Jails are most often run by local law enforcement or local (county / municipal) government agencies. They can vary quite remarkably from facility to facility. Depending on the size and available resources of the associated court and law enforcement system, some jails offer work release programs, educational, substance abuse programs as well as boot camps and vocational training. The purpose of these programs may be to break up the monotony of detention, which may help reduce recidivism, or to provide opportunities for personal growth and self improvement, which can contribute to shorter stays and fewer problems for correctional staff.
In contrast, prisons are almost always operated by the Federal Bureau of Prisons (BOP) or a state government. They are designed with long-term detention in mind, and generally house inmates convicted of serious crimes, mostly felonies. Prisons run programs that depend on the inmate’s level of custody which may be minimum, medium or maximum security, and the lower the security level, the more opportunities there are for inmates to participate in work release programs, stay in halfway houses as their sentence comes to a close or visit community restitution centers. There are some prisons that are operated under contract to BOP by private sector corporations. These contract prisons are secure institutions in which a majority of inmates are sentenced criminal aliens who may be deported upon completion of their sentence.
The difference in experiences between jail and prison is distinct. Populations in prison facilities are far more consistent and steady, while a jail population can have a highly fluctuating and transient population. For this reason, there are some, for whom both options are a possibility, that prefer a prison stay to incarceration in a jail facility, and some repeat offenders have been known to request this.
They can’t take away your rights (though they can limit them)

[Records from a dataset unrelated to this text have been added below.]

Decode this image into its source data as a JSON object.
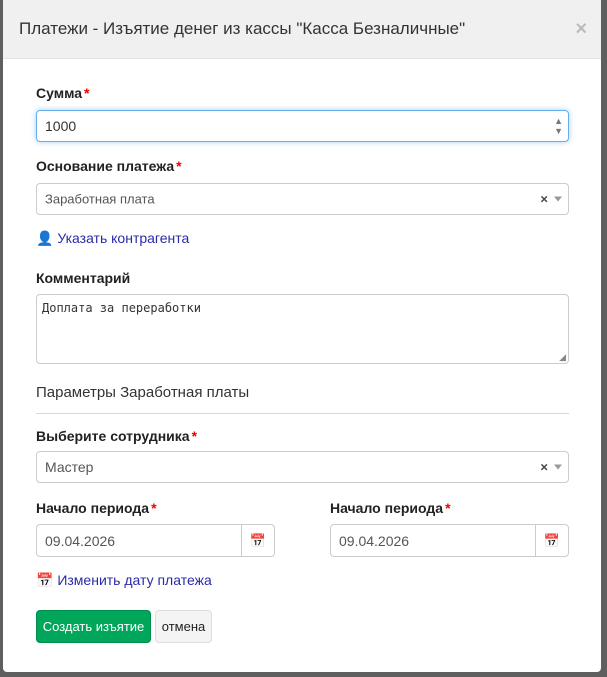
{
  "modal": {
    "title": "Платежи - Изъятие денег из кассы \"Касса Безналичные\"",
    "close": "×"
  },
  "amount": {
    "label": "Сумма",
    "required": "*",
    "value": "1000"
  },
  "basis": {
    "label": "Основание платежа",
    "required": "*",
    "value": "Заработная плата",
    "clear": "×"
  },
  "counterparty_link": "Указать контрагента",
  "comment": {
    "label": "Комментарий",
    "value": "Доплата за переработки"
  },
  "params_title": "Параметры Заработная платы",
  "employee": {
    "label": "Выберите сотрудника",
    "required": "*",
    "value": "Мастер",
    "clear": "×"
  },
  "period_start": {
    "label": "Начало периода",
    "required": "*",
    "value": "09.04.2026"
  },
  "period_end": {
    "label": "Начало периода",
    "required": "*",
    "value": "09.04.2026"
  },
  "change_date_link": "Изменить дату платежа",
  "buttons": {
    "submit": "Создать изъятие",
    "cancel": "отмена"
  },
  "colors": {
    "primary": "#00a65a",
    "link": "#2a2aa8"
  }
}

In both systems there are opportunities for visitation from friends and family, and all detainees, regardless of their location and length of incarceration, retain the basic rights of any prisoner, including the right to be treated humanely, protection from cruel and unusual punishment, free from undue harassment and assault, access to legal counsel, courts and medical care, and the right not to be subject to racial discrimination.